• Other optional items such as garages, daylight basement materials
Note: For a complete list of materials, refer to our package content website page.
For Katahdin’s Energy Envelope System, Ivey identifies the location of land and the zone in which the land is situated. Note: The International Energy Conservation Code (IECC) developed new energy codes for exterior walls based on geographic locations within the US. Each zone has a different requirement for insulation to meet energy efficiency in that area. These requirements have been adopted by most states, with some variations. The Energy Envelope System can meet or exceed those code requirements throughout the 8 zones on the IECC map (see left).
Based on the proposed home’s location, Ivey provides the charge for including the EES insulation that meets your zone requirements and an additional option to reach the highest level “above and beyond” what is required for your area.
Based on the initial information provided, along with some logical assumptions, the first estimate is provided to the customer for review with their Katahdin Dealer. The dealer will review the elements in the estimate and help the customer determine whether the estimate is within the range of their realistic budget or whether some adjustments need to be made. Because each home design is more or less custom-made, the budget process is often a fluid conversation about necessities and improvements, adjustments and regrouping.
How The Katahdin Challenge Can Help

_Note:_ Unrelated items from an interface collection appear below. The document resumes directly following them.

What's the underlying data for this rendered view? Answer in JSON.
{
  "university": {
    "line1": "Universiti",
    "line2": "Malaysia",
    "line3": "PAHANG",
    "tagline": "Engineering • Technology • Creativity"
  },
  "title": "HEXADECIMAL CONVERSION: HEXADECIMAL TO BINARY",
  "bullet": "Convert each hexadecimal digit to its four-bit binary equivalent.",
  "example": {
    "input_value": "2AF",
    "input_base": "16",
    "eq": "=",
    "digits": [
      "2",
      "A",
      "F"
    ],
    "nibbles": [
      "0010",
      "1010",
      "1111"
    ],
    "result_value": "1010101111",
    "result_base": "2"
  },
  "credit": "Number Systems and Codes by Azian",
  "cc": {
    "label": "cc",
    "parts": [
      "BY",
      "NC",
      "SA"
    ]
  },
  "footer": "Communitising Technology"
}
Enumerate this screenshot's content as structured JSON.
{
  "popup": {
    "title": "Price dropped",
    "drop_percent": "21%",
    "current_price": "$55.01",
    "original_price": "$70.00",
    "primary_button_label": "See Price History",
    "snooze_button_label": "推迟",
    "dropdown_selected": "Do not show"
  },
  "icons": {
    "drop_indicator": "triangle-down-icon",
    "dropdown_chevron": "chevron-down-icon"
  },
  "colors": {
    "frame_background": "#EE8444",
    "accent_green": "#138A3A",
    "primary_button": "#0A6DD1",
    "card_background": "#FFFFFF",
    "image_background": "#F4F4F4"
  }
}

One of the most challenging aspects of pricing is the wide range of pricing options and packages between Katahdin and our competition. That is why we encourage our customers to be proactive in their search for the right company. One way to ensure that customers are truly “comparison shopping” is to take the complementary Katahdin Challenge. Customers can submit up to two competing bids for the same design and let us compare the actual package contents side by side. We are proud to say that we generally beat the competition, primarily because our package is one of the most complete, containing all the elements to build the structure.
Of course, packages do not include kitchen cabinets, appliances, fixtures, plumbing, wiring, infrastructure, foundation or land. But many customers are unpleasantly surprised to find that their “bargain log home package” is missing quite a few essential and expensive components (such as roof or floor components) to complete the construction of a log home.
One of the reasons Katahdin provides such a complete package is so we can specify appropriate and high-quality commodity components like oriented strand board (OSB), dimensional lumber, and other items that are drop-shipped to the site from various trusted sources. Thus our customers benefit from Katahdin’s buying power, as well as quality control.
Getting a Realistic Quote
Many Katahdin log home customers have been researching their log home for quite a while, and have developed a long list of wants and needs. Our goal is to provide as many of those wants and needs while maintaining a price that fits within the budget. To that end, we rely strongly on our experienced dealers to walk through the desires and requirements with their customers and make sensible suggestions to achieve dreams and maintain costs.
That is why we encourage our customers to review estimates closely and discuss what changes or revisions might bring the home within the bounds of expectations. Many customers go through several tweaks and adjustments before moving to drawings. These discussions are a normal part of building a custom home. “Building a log home is not like buying a car,” explained Ivey. “Because the design process is so personal and individualized, it’s important to examine the details, rather than accept or reject based on the first estimate.” He added that each estimate is a legitimate price for the materials included with a specific design. However, there are many paths to get to the ideal blend of design, price and customer desires in a Katahdin Cedar Log Home.